Die Welle opens inside a car careening around corners while the driver belts along to a cover of The Ramones’ Rock and Roll High School. Mr. Wenger (Jürgen Vogel) is at the wheel. He’s on his way to school where he’s teaching a segment on autocracy. Wenger is a dynamic teacher but he’s disappointed because he preferred to teach anarchy. Wenger begins a discussion on dictatorships. When Nazi Germany comes up, the students make a collective eye-roll. Being Germans, they are exhausted on discussing the topic because it would “never happen again.” Couldn’t it though? Wenger counters and thus it begins.
The class discusses the attributes required for a dictatorship: uniforms, a code of conduct, discipline. The students begin wearing white shirts, they exclude those who dissent. The usual traits that help students excel, such as smarts and the ability to verbalize a point are ignored. Following the code is most important. And, what starts happening? A logo and a hand gesture are created. New members can join at the invitation of current members. They name their movement, The Wave. They graffiti. They use body guards. They tattle on dissenters. Students are dropping other classes to attend this one. In one week, the students have gone from being ambivalent to cult-like reverence for Wenger, who is drinking his own Kool-Aid. Sounds familiar? This is Hitler and Third Reich fodder. The sense of belonging and conformity appeal to most, except a few who are squashed. All in less than one week in Wenger’s class.

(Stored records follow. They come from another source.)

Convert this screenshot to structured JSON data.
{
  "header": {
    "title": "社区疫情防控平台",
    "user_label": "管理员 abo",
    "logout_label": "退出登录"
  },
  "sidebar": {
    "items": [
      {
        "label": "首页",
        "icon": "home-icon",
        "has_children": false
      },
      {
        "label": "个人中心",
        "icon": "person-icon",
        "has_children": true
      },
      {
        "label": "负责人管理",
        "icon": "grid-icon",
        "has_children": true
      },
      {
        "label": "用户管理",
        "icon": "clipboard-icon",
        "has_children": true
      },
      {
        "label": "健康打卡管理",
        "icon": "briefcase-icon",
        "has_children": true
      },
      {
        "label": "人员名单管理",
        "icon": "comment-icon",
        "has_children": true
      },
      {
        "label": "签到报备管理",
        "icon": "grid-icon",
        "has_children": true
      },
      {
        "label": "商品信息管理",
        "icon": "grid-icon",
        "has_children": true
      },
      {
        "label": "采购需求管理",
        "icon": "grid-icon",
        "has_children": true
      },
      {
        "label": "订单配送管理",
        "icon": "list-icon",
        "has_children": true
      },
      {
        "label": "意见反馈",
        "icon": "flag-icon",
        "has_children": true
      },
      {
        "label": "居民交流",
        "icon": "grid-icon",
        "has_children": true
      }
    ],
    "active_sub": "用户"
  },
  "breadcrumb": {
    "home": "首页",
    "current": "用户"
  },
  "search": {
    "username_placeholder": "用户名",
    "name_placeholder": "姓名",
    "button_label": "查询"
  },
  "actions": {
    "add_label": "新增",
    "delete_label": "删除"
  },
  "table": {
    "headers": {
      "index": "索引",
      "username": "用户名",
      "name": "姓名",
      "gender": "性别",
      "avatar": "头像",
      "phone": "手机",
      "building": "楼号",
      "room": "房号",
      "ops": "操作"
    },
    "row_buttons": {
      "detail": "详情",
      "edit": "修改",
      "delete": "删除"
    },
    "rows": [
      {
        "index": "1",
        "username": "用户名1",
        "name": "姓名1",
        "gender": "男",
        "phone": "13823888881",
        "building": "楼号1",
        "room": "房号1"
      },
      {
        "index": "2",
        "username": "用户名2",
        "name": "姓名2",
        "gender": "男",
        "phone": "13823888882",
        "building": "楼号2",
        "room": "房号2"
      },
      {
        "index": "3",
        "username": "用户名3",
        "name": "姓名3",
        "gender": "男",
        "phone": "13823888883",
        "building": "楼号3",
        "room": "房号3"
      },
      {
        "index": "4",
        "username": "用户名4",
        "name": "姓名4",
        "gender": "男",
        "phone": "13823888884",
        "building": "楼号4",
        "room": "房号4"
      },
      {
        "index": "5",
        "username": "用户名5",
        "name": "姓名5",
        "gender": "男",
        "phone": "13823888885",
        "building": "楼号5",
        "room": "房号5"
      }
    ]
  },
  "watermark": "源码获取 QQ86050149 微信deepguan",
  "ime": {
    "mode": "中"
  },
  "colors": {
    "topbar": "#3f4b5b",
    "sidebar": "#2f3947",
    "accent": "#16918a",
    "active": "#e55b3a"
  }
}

Within this week, the majority of the class is aggressively crossing lines with an anything-for-the cause attitude. One student takes things to the extreme with a gun and, while seeming plausible, it comes off as forced.
The movie was inspired by true events that happened in the Palo Alto classroom of history teacher Ron Jones in the late 1960s. He said the experiment results scared him deeply because of how fast and easily the students fell into the conformity when just days earlier they guffawed as they argued that history couldn’t repeat itself.
Director: Dennis Gansel
Genre: Drama that plays like a thriller
Run time: 107 minutes